Carlito’s Way features one of the oldest chestnuts in the world. Narrating his story during the last moments of his life, Carlito Brigante (Pacino) is a veteran criminal recently released from prison and intent on leading a normal, law-abiding life. Of course, it isn’t going to be that easy and when he returns to his old neighborhood, his reputation precedes him. Local gangster Benny Blanco from the Bronx (John Leguizamo) is a cocky, up and comer who sets his sights on Carlito after he is shamed by him in public. Carlito, however, barely notices him as he’s torn between reuniting with an old flame, Gail (Penelope Ann Miller), a struggling Broadway dancer, and keeping his lawyer friend, David Kleinfeld (Sean Penn) out of trouble.

As a personal favor to David, Carlito runs a nightclub so that he can raise enough money to start his own business renting cars in a tropical paradise with Gail. However, Carlito’s loyalty to David will be his undoing because his friend has become so corrupt during the time that Carlito was in prison.

As always, De Palma injects the film with his trademark bravura action sequences, including one early on when Carlito accompanies his cousin on a routine drug deal that turns into a violent blood bath. One look at the set-up and, like Carlito, we know that something is not right. De Palma prolongs the violent confrontation for as long as possible, gradually building the tension as we feel Carlito’s apprehension. The director orchestrates the entire scene like a pro, knowing just how long to build things up before the inevitable eruption of violence.

Carlito is a role tailor-made for Al Pacino, allowing him to essay another larger-than-life character.

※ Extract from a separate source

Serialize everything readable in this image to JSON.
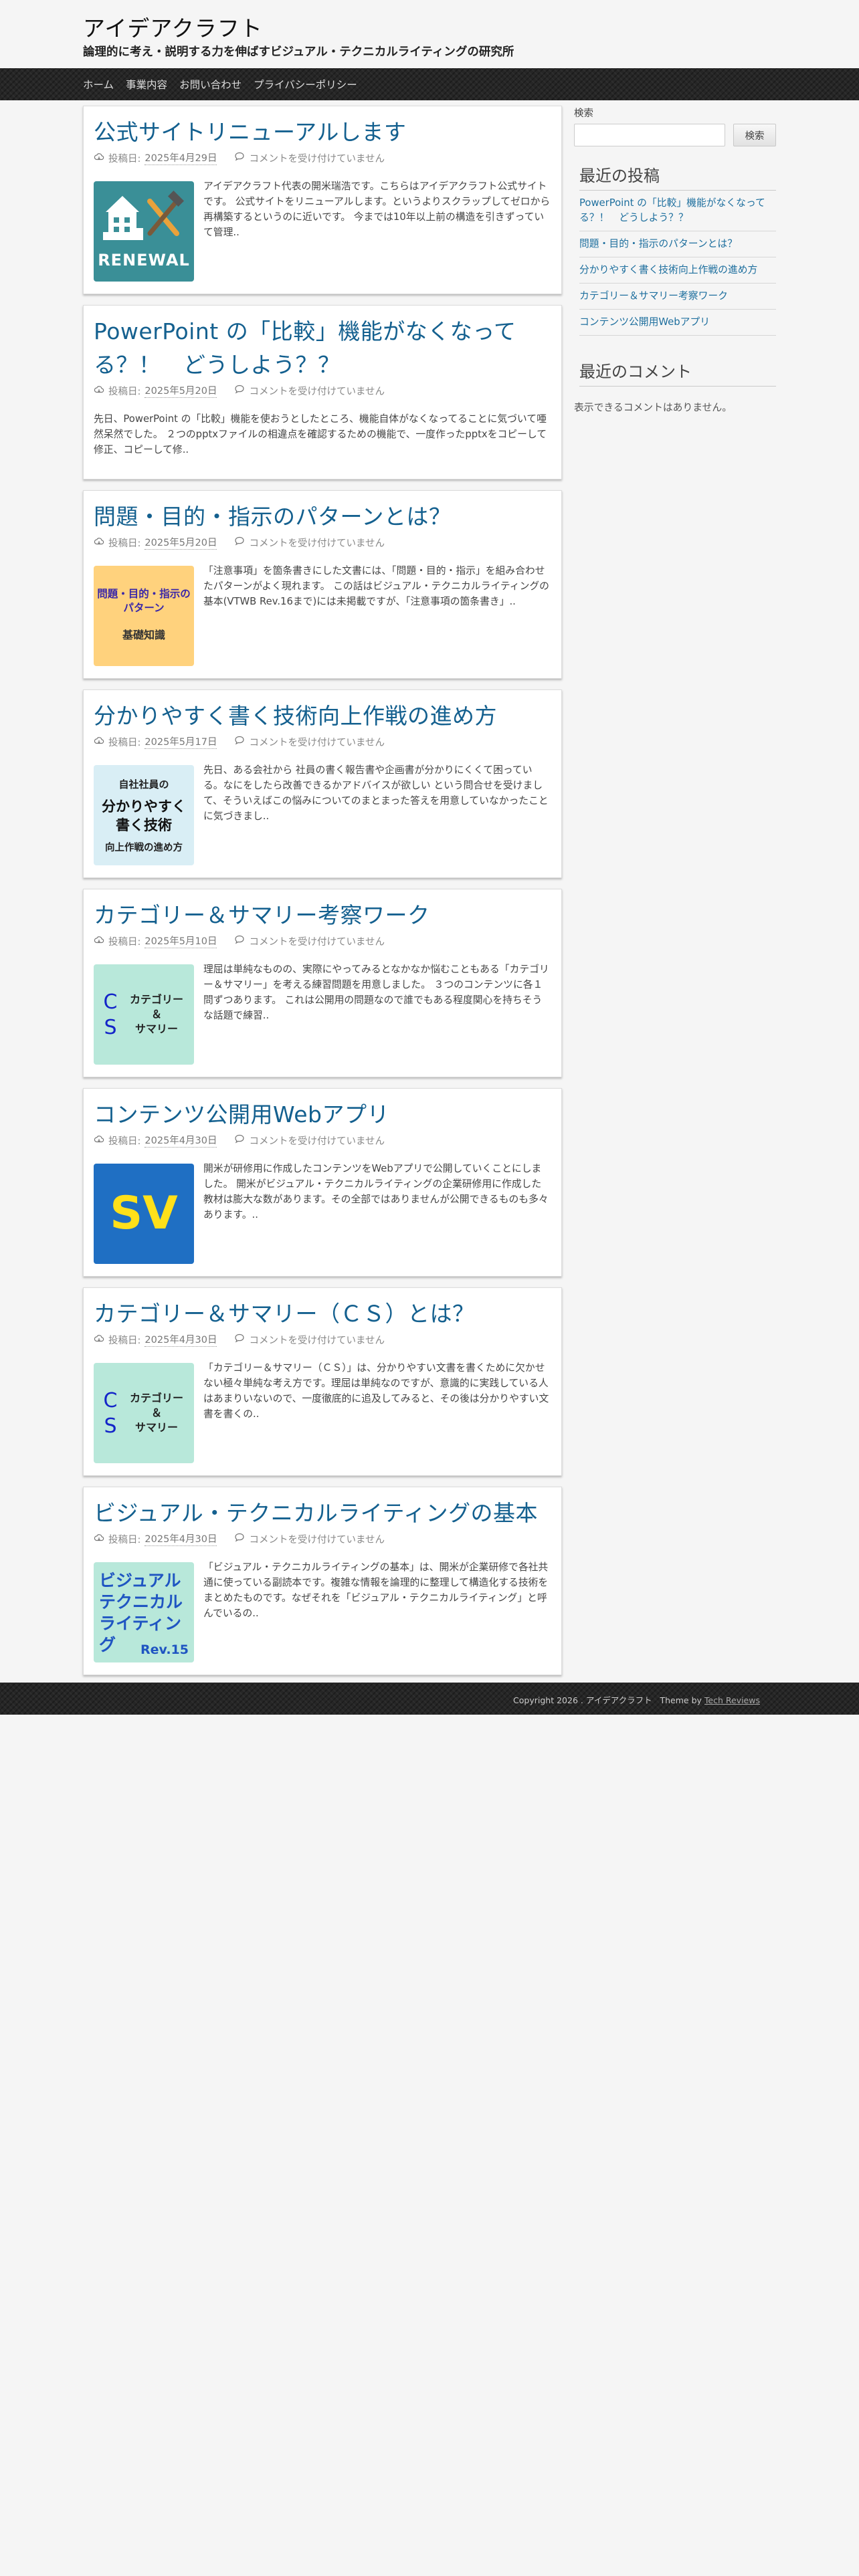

Carlito is a smart guy who cannot escape what he is no matter how hard he tries and Pacino conveys the melancholy that lurks behind the bravado of his character. The real scene stealer, however, is Sean Penn’s sleazy, coked-up lawyer. The actor reportedly did the film to help finance his second directorial effort, The Crossing Guard (1995). For a paycheck role, Penn does a great job as he disappears into the character, complete with a frizzy afro and cheap suits. It’s almost as if Pacino’s presence inspired Penn to step up his game. And this makes Penn’s memorable turn so much fun to watch.

The rest of the cast is filled out by solid character actors like John Leguizamo, who plays Benny as a pushy little runt with a motor-mouth, and the always reliable Luis Guzman as Carlito’s right-hand man. The only miscasting is Penelope Ann Miller as Pacino’s love interest. She looks out of place and just doesn’t have the chops to hold her own against Pacino.

Despite the cliched premise, Carlito’s Way works so well because of the caliber of actors, David Koepp’s screenplay with memorable dialogue (“You think you’re big time?! You’re gonna fucking die big time!”), and De Palma’s stylish direction. This film is proof that given the right material, De Palma can still make a hell of an entertaining movie.